Hanukkah celebrates the dedication of the Temple immediately following the victory of Israel over the Greek armies of the second century BC occupying forces. Hanukkah means Dedication, naming it the Feast of Dedication in Hebrew. It is referred to one time in Scripture. At that time it was the Feast of Dedication in Jerusalem, it was winter, and Y’shua was walking in the Temple, on Solomon’s Porch. (John 10:22,23)

 Around 170 BC the Greeks under Antiochus IV Epiphanes desecrated the Temple by sacrificing a pig at the altar. Antiochus tried to eliminate Judaism, not so much by killing the Jews as by forbidding the practice of Judaism. Reading Torah was forbidden, along with circumcision, honoring the Sabbath, and celebrating the Seasons of the Lord. In 167 BC a priest by the name of Mattityahu Hasmonea started guerrilla warfare along with his sons and a few followers. What they did in the hill country of Judea and Samaria was so amazing that books on their exploits are still studied by modern guerrilla fighters. Early in the war Judas Hasmonea took over after his father’s death and he is the one who came up with the legendary tactics. His motto was Mi Camokha BaElim Adona’y, from Exodus 15:11. The translation is: Who is like You, LORD*, among the gods? The initials of those words spell Maccabee, which is the name that was later applied to Judas and his followers. Although spelled differently in Hebrew, the Hebrew word for hammer sounds like maccabee. Therefore he was called “The Hammer,” so the books of Maccabees in the Apocrypha were written about their successful wars. In 164 BC they took over the Temple. This was the first war fought over a principle, religious freedom, and was the first successful guerrilla war, paralleling our American Revolution, also fought over principle using guerrilla tactics.

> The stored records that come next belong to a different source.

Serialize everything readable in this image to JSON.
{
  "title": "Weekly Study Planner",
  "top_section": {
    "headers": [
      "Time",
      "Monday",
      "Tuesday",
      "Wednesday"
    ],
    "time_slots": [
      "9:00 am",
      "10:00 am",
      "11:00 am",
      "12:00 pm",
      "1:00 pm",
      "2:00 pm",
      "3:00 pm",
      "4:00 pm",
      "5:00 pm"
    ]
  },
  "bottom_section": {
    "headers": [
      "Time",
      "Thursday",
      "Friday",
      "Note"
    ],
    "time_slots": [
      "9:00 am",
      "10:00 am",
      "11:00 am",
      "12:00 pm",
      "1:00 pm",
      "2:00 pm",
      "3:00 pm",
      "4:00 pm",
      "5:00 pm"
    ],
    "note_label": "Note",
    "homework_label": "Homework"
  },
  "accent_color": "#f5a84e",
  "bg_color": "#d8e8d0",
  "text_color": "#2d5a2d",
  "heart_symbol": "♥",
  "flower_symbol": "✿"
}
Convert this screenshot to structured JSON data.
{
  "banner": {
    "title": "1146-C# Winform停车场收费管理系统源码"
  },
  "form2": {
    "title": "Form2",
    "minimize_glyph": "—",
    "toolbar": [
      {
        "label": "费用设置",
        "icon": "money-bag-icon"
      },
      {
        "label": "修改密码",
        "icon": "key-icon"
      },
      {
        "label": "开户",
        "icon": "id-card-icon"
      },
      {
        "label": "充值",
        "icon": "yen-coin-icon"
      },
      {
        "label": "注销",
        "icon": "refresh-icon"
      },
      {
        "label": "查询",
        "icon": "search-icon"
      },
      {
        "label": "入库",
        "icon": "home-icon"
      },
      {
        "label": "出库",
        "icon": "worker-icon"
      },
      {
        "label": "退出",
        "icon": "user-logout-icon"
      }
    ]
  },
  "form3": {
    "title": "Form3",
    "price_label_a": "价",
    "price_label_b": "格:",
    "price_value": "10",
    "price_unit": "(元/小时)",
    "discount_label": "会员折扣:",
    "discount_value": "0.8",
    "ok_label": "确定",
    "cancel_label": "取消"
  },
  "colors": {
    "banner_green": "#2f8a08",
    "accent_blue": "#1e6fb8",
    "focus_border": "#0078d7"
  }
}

They needed to repair and dedicate the Temple right away. Dedication is an eight-day process that requires the use of sanctified oil for the menorah in the Holy Place, the first room of the Sanctuary. Tradition says they could only find a one-day supply of oil, but rather than wait eight days to sanctify more, they began the Temple sanctification process with the one-day supply. The LORD* through a creative miracle made that one day’s supply last the full eight days. For this reason Hanukkah is also called the Festival of Lights.

Hanukkah is important to the 21st century church first of all because Y’shua honored Hanukkah, and still does because He is the same yesterday, today and forever. Another reason is that the spirits we are fighting today are the very same ones that were fought in the second century BC and in the first century AD. These are the spirits of compromise with the world system, turning a blind eye to homosexuality, abortion, the placing of biblical symbols on public property or the Ten Commandments in schools or court rooms, even punishing military chaplains for preaching the Gospel. Now atheists are going to court trying to remove religious symbols from private property. This attack parallels those of the Hellenists in ancient Israel. Pray that war will not be necessary in this century, but that revival will rise dramatically in the churches of this country returning us to the Judeo-Christian roots of the founding fathers.